In the garden

Not a lot of information can be found regarding the cultivation of this species. However, it can likely be cultivated and would likely be a hardy plant. 

Check with native nurseries for availability. 

It will likely thrive on a well-drained soil, in sun to part-shade. Can be pruned to create a denser shrub with a nice form. It may also have a multi-stemmed habit with might be appealing. Tolerant of frost and hot and dry conditions. 


From cuttings as germination from fresh seed can be slow.

Other information

This plant grows in fire-prone environments and is likely able to regenerate by seed. It may also be able to reshoot from the base. 

Notelaea is a genus of plants in the olive family (hence its common name). There are about 14 species, all endemic to Australia, occurring in Queensland, New South Wales, Victoria and Tasmania. NSW currently has 9 species. 

Notelaeafrom the Greek via Latin – Notos (Νότος) – meaning “south” and –elaia (ἐλαία) – “olives” – referring to this genus as “the southern-hemisphere olive”. 

neglecta – from Latin neglectus meaning “neglected” – referring to the fact that this species was not formally recognised and published until 1968. 
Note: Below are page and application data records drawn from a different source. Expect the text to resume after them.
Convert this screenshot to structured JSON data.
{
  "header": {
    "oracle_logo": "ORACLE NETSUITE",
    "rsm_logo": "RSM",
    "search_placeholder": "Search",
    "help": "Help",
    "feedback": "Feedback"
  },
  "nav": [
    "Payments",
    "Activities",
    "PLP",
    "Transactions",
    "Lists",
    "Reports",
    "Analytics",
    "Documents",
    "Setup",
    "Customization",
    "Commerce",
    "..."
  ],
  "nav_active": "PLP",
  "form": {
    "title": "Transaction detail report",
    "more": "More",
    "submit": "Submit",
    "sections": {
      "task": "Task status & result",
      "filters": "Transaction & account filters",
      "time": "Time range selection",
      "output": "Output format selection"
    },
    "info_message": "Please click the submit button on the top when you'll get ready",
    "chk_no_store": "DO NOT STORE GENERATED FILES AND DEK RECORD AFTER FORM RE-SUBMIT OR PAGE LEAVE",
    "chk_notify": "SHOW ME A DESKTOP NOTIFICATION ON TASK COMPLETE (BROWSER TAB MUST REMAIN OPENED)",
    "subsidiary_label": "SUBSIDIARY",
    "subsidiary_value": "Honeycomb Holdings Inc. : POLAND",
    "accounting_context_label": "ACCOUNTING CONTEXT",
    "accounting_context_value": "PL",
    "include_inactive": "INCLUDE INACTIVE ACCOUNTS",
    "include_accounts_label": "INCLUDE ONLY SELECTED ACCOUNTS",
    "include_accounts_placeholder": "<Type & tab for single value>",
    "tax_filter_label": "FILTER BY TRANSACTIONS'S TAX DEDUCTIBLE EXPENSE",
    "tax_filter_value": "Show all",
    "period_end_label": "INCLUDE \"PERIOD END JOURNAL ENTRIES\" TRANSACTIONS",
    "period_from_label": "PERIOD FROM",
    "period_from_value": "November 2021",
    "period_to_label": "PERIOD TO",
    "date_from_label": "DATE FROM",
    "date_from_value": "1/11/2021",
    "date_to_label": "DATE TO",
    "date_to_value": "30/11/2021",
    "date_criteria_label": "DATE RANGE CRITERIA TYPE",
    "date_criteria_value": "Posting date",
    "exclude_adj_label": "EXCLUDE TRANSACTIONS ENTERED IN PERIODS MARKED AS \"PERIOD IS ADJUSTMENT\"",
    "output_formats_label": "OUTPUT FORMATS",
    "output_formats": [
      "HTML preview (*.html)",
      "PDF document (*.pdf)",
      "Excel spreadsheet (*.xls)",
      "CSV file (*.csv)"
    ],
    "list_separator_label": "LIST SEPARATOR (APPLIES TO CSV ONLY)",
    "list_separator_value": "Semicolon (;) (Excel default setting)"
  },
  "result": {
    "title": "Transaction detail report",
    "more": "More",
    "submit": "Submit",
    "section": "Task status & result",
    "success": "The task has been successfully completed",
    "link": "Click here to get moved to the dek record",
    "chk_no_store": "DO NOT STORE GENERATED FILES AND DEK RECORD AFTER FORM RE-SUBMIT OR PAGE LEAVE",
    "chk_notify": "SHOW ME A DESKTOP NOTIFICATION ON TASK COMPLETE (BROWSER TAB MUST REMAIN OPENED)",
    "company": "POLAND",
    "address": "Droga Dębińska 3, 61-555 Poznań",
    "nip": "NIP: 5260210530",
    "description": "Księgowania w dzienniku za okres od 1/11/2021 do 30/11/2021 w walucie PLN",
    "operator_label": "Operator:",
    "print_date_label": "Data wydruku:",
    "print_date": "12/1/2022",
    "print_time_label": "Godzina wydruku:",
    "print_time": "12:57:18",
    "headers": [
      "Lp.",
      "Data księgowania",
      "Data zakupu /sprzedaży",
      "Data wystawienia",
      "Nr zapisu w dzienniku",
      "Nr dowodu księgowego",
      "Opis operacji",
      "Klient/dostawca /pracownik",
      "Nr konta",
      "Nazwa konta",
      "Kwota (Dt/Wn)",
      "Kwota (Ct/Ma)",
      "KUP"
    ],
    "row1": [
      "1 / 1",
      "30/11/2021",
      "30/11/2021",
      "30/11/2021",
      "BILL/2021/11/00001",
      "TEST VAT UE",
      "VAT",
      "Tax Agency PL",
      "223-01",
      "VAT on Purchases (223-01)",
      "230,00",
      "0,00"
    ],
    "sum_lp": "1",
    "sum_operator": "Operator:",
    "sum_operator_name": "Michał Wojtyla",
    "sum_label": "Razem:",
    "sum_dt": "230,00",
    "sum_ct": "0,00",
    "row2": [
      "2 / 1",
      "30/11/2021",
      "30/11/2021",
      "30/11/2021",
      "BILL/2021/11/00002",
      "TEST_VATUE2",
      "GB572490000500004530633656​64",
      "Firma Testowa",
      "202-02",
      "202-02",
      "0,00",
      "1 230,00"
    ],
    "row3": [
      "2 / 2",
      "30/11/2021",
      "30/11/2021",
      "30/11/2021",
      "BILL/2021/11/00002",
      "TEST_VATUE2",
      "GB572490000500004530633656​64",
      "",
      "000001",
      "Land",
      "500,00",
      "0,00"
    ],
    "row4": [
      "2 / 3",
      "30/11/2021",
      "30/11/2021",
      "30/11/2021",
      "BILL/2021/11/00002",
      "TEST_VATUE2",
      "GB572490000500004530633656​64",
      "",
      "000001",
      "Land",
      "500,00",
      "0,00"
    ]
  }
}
This species is not considered to be at risk of extinction in the wild. 

NSW Flora Online (PlantNET) – Notelaea neglecta profile page:      https://plantnet.rbgsyd.nsw.gov.au/cgi-bin/NSWfl.pl?page=nswfl&lvl=sp&name=Notelaea~neglecta 

Atlas of Living Australia – Notelaea neglecta profile page https://bie.ala.org.au/species/https://id.biodiversity.org.au/node/apni/2889143 

By Dan Clarke and Jeff Howes.